So, to explain the feeling of “disapproval” that I sometimes have, I really can’t understand why I must not break the “rule” which says that field recordings practice should be focusing mostly, or even exclusively, on sounds listened from a pianissimo to a maximum mezzo-forte volume. I think this canon is probably established because of the rather generalized misconception that nature, and therefore its sounds, is calm and quiet. There are a lot of natural elements and activities that produce sounds reaching almost unbearable decibel levels. Waterfalls, thunders, cicadas, strong wind through trees, big waves crushing on rocks, earthquakes – to name a few that I have encountered. I’m certain that everyone’s experience can add to this list and make it a very long one.
I also like recording human-made, urban and industrial sounds which I consider equally thrilling and “natural” in their own way. Of course there’s still a huge debate on what is “nature” and “natural” sounds but the fact remains that passing trains, steam engines, ventilation drones and so on are sounds of our environment as well and are not only exciting to listen to but also very loud. To register all these sounds, rural or industrial, I must turn the input level of the recorder really down and afterwards I can play them back at any volume I feel is more suitable for my piece and appropriate for the concert space, in case of a live performance.
In conclusion, not only there’s a great variety of loud sounds “out there” which can legitimize a high decibel playback level, there’s also a compositional and aesthetical choice that I make each time I boost the volume up, or turn it all the way down. I enjoy playing and listening to silent and quiet pieces but I’d definitely not consider that as a canon or an appropriate way to approach field recordings or music in general. In my opinion it’s best to listen to every single concert or album with open ears and mind. Love it, hate it, question it, reject it but in any case be prepared to face the absurd and what we may consider inappropriate or “wrong”. There’s been a lot of discussion lately in The Field Reporter regarding how to record, produce and listen to field recordings. Above all, I sensed a big question rising about how to keep doing this beloved activity and, even better, to improve and evolve it. Creating dogmas about “proper” volume is certainly not helping towards that direction. I don’t really think anyone has actually done that, but let’s just keep it in mind so we don’t fall into this trap.

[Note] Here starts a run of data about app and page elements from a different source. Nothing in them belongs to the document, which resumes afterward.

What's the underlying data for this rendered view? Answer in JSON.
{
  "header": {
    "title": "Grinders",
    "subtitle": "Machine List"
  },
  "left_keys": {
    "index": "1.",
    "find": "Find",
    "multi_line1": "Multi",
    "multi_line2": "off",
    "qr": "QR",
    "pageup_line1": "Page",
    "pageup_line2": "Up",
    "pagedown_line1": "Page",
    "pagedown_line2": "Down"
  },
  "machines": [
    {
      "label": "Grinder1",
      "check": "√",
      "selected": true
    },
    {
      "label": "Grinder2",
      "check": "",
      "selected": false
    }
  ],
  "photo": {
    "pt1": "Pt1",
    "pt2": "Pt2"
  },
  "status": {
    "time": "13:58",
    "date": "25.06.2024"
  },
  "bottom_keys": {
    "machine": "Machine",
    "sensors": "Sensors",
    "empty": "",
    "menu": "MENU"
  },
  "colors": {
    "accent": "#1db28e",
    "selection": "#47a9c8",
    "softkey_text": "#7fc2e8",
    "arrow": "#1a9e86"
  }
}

Thanks to Jez Riley French for asking me on that online discussion to explain why I use loud volume. It triggered me to think and write a bit about it. I also thank him for the photograph (which shows a member of the audience during my concert at the Field Fest festival in Brussels, in October 2011). Finally, thanks to David Velez for offering this platform to share my text.
* Guest editor, sound artist, manager of the Echomusic label and Sound Art Master student.

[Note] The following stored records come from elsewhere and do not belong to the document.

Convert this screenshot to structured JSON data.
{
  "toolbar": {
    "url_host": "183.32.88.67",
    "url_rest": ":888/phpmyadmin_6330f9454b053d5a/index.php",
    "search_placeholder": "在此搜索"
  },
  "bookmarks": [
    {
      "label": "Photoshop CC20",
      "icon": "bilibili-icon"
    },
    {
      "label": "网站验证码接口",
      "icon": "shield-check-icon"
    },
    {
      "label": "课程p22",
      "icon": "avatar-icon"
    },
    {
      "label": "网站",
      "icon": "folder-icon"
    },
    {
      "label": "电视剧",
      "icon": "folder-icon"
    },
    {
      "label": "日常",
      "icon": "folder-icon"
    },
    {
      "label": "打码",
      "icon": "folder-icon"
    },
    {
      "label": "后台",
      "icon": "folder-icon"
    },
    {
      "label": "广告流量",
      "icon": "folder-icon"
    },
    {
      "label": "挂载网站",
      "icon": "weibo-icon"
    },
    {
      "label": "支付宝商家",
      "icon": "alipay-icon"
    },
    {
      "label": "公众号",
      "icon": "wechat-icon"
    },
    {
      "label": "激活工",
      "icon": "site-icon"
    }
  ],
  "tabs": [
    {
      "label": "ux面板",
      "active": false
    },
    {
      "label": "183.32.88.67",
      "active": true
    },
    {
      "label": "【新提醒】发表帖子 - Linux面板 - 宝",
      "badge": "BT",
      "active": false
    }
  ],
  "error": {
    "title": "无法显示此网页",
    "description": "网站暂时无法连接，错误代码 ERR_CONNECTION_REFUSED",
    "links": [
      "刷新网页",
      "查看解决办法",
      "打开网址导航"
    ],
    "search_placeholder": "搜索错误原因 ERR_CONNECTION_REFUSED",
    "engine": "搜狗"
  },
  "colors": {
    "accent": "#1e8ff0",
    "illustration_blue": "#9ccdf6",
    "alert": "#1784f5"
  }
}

* The Field Reporter only claims authorship and responsibility for the material written by its editorial team.
** Top photo courtesy of Jez Riley French
[Yiorgis Sakellariou, photo Lina Velandia]